This Subject Update outlines the harm that plastic is causing to the marine environment and to humans.
It is not just the ubiquity of plastic waste that is pushing individuals, communities and governments to take action. It is also the potential harm that plastics can cause both to marine life and humans. This question of the harm caused by plastics is emotive. Images of plastics found in the stomachs of albatross chicks on Midway Island by the photographer Chris Jordan bring home how thoughtlessness is affecting life on our planet. Likewise, the footage of a dead whale calf from Blue Planet II brought the issue of marine plastic pollution into millions of homes.
Plastic can cause harm to marine life and humans in three ways. Physical harm can be caused when animals become entangled in plastics and when animals eat plastic. Chemical harm can occur due to the toxic nature of the chemical additives associated with the manufacturing of plastics. Biological harm can occur as microorganisms such as viruses and bacteria ‘hitch-hike’ on plastic particles, taking them to new environments or speeding their spread.
Some of the reporting of the potential harm caused by plastic can be misleading. It is important to respect the specificity of language used by the science community. ‘Mays’ and ‘coulds’ are used for a reason. There is much we know about the harm caused by plastics and much we do not know or is currently being studied. Over-exaggeration or over-statement of the harm caused by plastic may seem useful in the short-term to bounce people into action, but in the long-term exaggeration can lead to a lack of trust, and compound inertia.
It is also useful to reflect on whether we need to know everything before taking action. The scale of the plastics issue is such that we can choose to take action now. Scientists are finding plastic in every area of the ocean that they are looking, from the Arctic sea ice (Peeken et al., 2018) to the deepest parts of the ocean (Jamieson et al., 2019). The amount of plastic being produced is astonishing, with 8.3 billion tonnes produced since 1950, and more plastic produced in the decade from 2005, than the whole of the 20th century. The projections are that this rate of production will continue to soar to an annual production of 1.8 billion tonnes by 2050.
In addition, the growing body of evidence is such that we can adopt the precautionary principle. This means that until we can show that plastic pollution is causing no harm, we should do as much as possible to limit its potential impact on marine and human health.
Entanglement in plastic kills a range of marine life, including seals, turtles and sharks
Strong evidence observed in marine environment, with entanglement shown to have caused death in 344 marine species. Extent currently measured using computer modelling and accuracy being improved using citizen science reporting and apps. Some media overstatement of the number of deaths caused by entanglement should not detract from the seriousness of the issue.
Eating large pieces of plastic leads to starvation, gut blockage and death
Strong evidence base in the marine environment. Studies have shown a strong correlation between macroplastic ingestion and mortality in seabirds and turtles.
Eating microplastics leads to malnutrition and lacerations

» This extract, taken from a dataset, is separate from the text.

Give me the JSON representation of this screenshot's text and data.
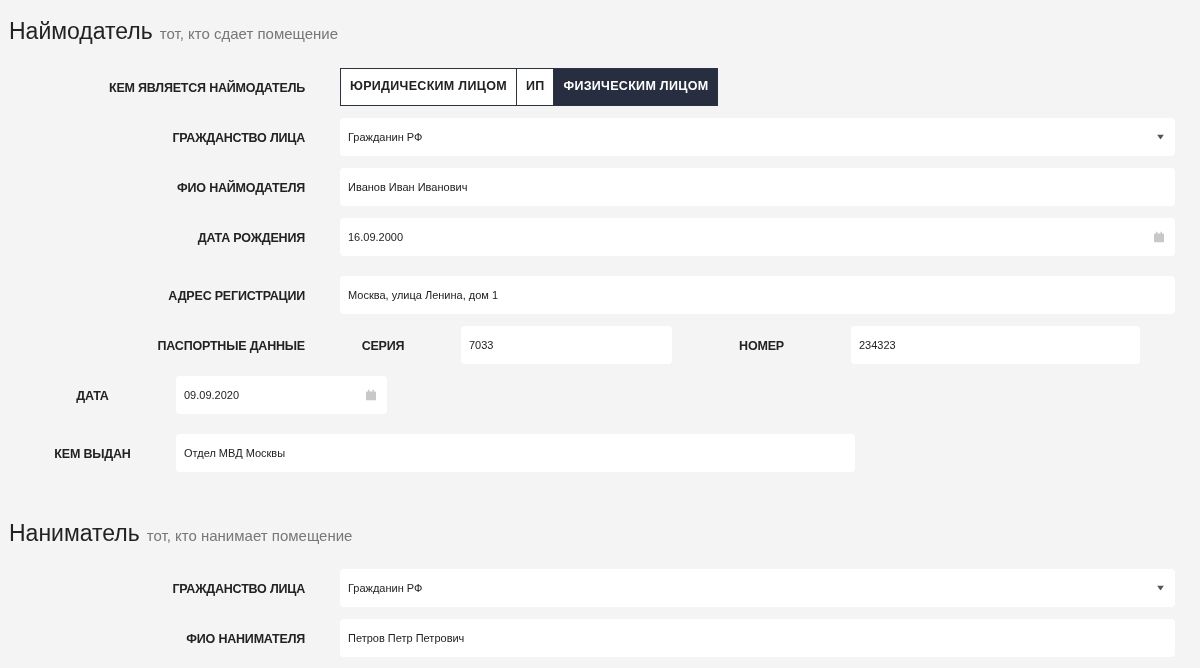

While it is hard to observe ingestion and the impact of microplastics in the marine environment, there is strong evidence from several laboratory studies, e.g. copepods and lugworms, that show adverse impact of plastics on growth, reproduction and lipid stores. These have a predicted knock-on impact on population growth and ecological functions of individual species.
Eating nanoplastics causes cellular damage

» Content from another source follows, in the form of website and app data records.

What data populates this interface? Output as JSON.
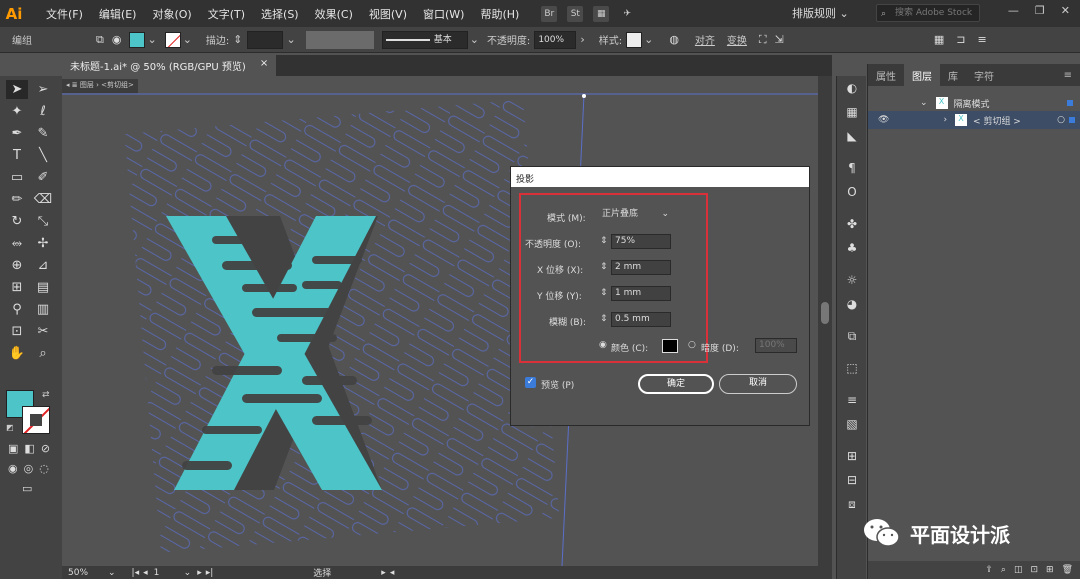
{
  "app": {
    "logo": "Ai"
  },
  "menu": [
    "文件(F)",
    "编辑(E)",
    "对象(O)",
    "文字(T)",
    "选择(S)",
    "效果(C)",
    "视图(V)",
    "窗口(W)",
    "帮助(H)"
  ],
  "menubar_icons": [
    "Br",
    "St"
  ],
  "workspace": "排版规则",
  "stock_search_placeholder": "搜索 Adobe Stock",
  "control": {
    "group_label": "编组",
    "stroke_label": "描边:",
    "stroke_style": "基本",
    "opacity_label": "不透明度:",
    "opacity_value": "100%",
    "style_label": "样式:",
    "align_label": "对齐",
    "transform_label": "变换"
  },
  "document_tab": {
    "title": "未标题-1.ai* @ 50% (RGB/GPU 预览)",
    "close": "×"
  },
  "breadcrumb": {
    "layer": "图层",
    "group": "<剪切组>"
  },
  "status": {
    "zoom": "50%",
    "page": "1",
    "mode": "选择"
  },
  "panel": {
    "tabs": [
      "属性",
      "图层",
      "库",
      "字符"
    ],
    "active_tab": "图层",
    "layers": [
      {
        "name": "隔离模式"
      },
      {
        "name": "< 剪切组 >"
      }
    ]
  },
  "dialog": {
    "title": "投影",
    "mode_label": "模式 (M):",
    "mode_value": "正片叠底",
    "opacity_label": "不透明度 (O):",
    "opacity_value": "75%",
    "x_offset_label": "X 位移 (X):",
    "x_offset_value": "2 mm",
    "y_offset_label": "Y 位移 (Y):",
    "y_offset_value": "1 mm",
    "blur_label": "模糊 (B):",
    "blur_value": "0.5 mm",
    "color_label": "颜色 (C):",
    "darkness_label": "暗度 (D):",
    "darkness_value": "100%",
    "preview_label": "预览 (P)",
    "preview_checked": true,
    "ok_label": "确定",
    "cancel_label": "取消"
  },
  "colors": {
    "fill": "#4cc4c8",
    "artwork_dark": "#434343",
    "red_highlight": "#d9303a",
    "guide_lines": "#5b6fc9"
  },
  "watermark": "平面设计派"
}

While hard to observe in the marine environment, with techniques not yet available to study nanoplastics directly in the open ocean, there is evidence of uptake and damage noted in a laboratory study.
Chemicals involved in plastic production harm marine life
Strong evidence of persistent organic pollutants previously used in plastic production continuing to accumulate, magnify and cause harm in the marine food web. This is backed up by strong evidence from laboratory studies that underline harm caused by toxic chemicals such as PCBs and PBDEs.
Plastics concentrate uptake of toxins by marine life
There is a need to investigate whether toxins concentrated on plastic particles are more harmful than the other ways that these chemicals are transferred to marine life. There is some evidence from laboratory studies demonstrating that this could take place under the right conditions.
Invasive species are more effectively transferred by plastics
There is evidence for the spread of non-native species and harmful algal blooms, but no follow-on research estimating the magnitude of the harm contributed by plastics in these cases. Evidence from experimental work on algal cysts complements environmental observations.
Microorganisms are more effectively transferred by plastics
Good evidence for plastic affecting the prevalence and spread of coral disease, with a need to investigate further, especially in area of aquaculture.